Restate each record below word for word, skipping images.

╭──

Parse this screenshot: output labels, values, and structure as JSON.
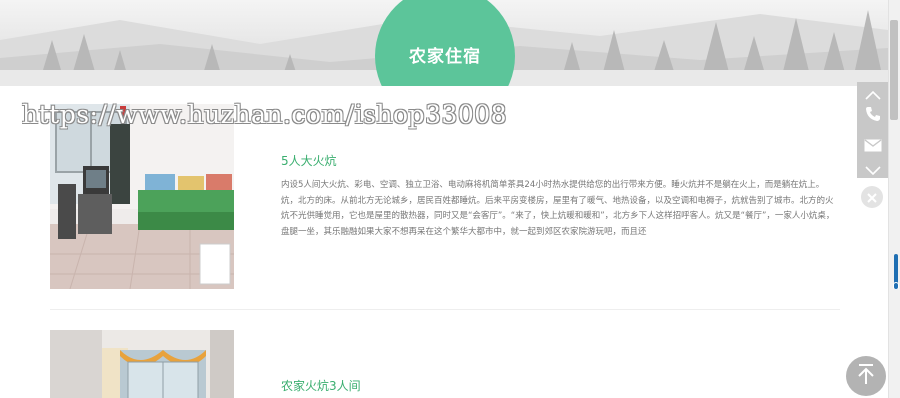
{
  "header": {
    "section_title": "农家住宿"
  },
  "watermark": {
    "text": "https://www.huzhan.com/ishop33008"
  },
  "rooms": [
    {
      "title": "5人大火炕",
      "description": "内设5人间大火炕、彩电、空调、独立卫浴、电动麻将机简单茶具24小时热水提供给您的出行带来方便。睡火炕并不是躺在火上，而是躺在炕上。炕，北方的床。从前北方无论城乡，居民百姓都睡炕。后来平房变楼房，屋里有了暖气、地热设备，以及空调和电褥子，炕就告别了城市。北方的火炕不光供睡觉用，它也是屋里的散热器，同时又是“会客厅”。“来了，快上炕暖和暖和”，北方乡下人这样招呼客人。炕又是“餐厅”，一家人小炕桌，盘腿一坐，其乐融融如果大家不想再呆在这个繁华大都市中，就一起到郊区农家院游玩吧，而且还"
    },
    {
      "title": "农家火炕3人间",
      "description": ""
    }
  ],
  "side_toolbar": {
    "icons": [
      "chevron-up-icon",
      "phone-icon",
      "mail-icon",
      "chevron-down-icon",
      "close-icon",
      "back-to-top-icon"
    ]
  },
  "colors": {
    "accent_green": "#5cc59a",
    "title_green": "#3aae6f",
    "body_text": "#777777",
    "side_bar": "#c8c8c8"
  }
}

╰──

> _SOLUTION TO THIS PROBLEM_
Parse this screenshot: output labels, values, and structure as JSON.
{
  "header": {
    "section_title": "农家住宿"
  },
  "watermark": {
    "text": "https://www.huzhan.com/ishop33008"
  },
  "rooms": [
    {
      "title": "5人大火炕",
      "description": "内设5人间大火炕、彩电、空调、独立卫浴、电动麻将机简单茶具24小时热水提供给您的出行带来方便。睡火炕并不是躺在火上，而是躺在炕上。炕，北方的床。从前北方无论城乡，居民百姓都睡炕。后来平房变楼房，屋里有了暖气、地热设备，以及空调和电褥子，炕就告别了城市。北方的火炕不光供睡觉用，它也是屋里的散热器，同时又是“会客厅”。“来了，快上炕暖和暖和”，北方乡下人这样招呼客人。炕又是“餐厅”，一家人小炕桌，盘腿一坐，其乐融融如果大家不想再呆在这个繁华大都市中，就一起到郊区农家院游玩吧，而且还"
    },
    {
      "title": "农家火炕3人间",
      "description": ""
    }
  ],
  "side_toolbar": {
    "icons": [
      "chevron-up-icon",
      "phone-icon",
      "mail-icon",
      "chevron-down-icon",
      "close-icon",
      "back-to-top-icon"
    ]
  },
  "colors": {
    "accent_green": "#5cc59a",
    "title_green": "#3aae6f",
    "body_text": "#777777",
    "side_bar": "#c8c8c8"
  }
}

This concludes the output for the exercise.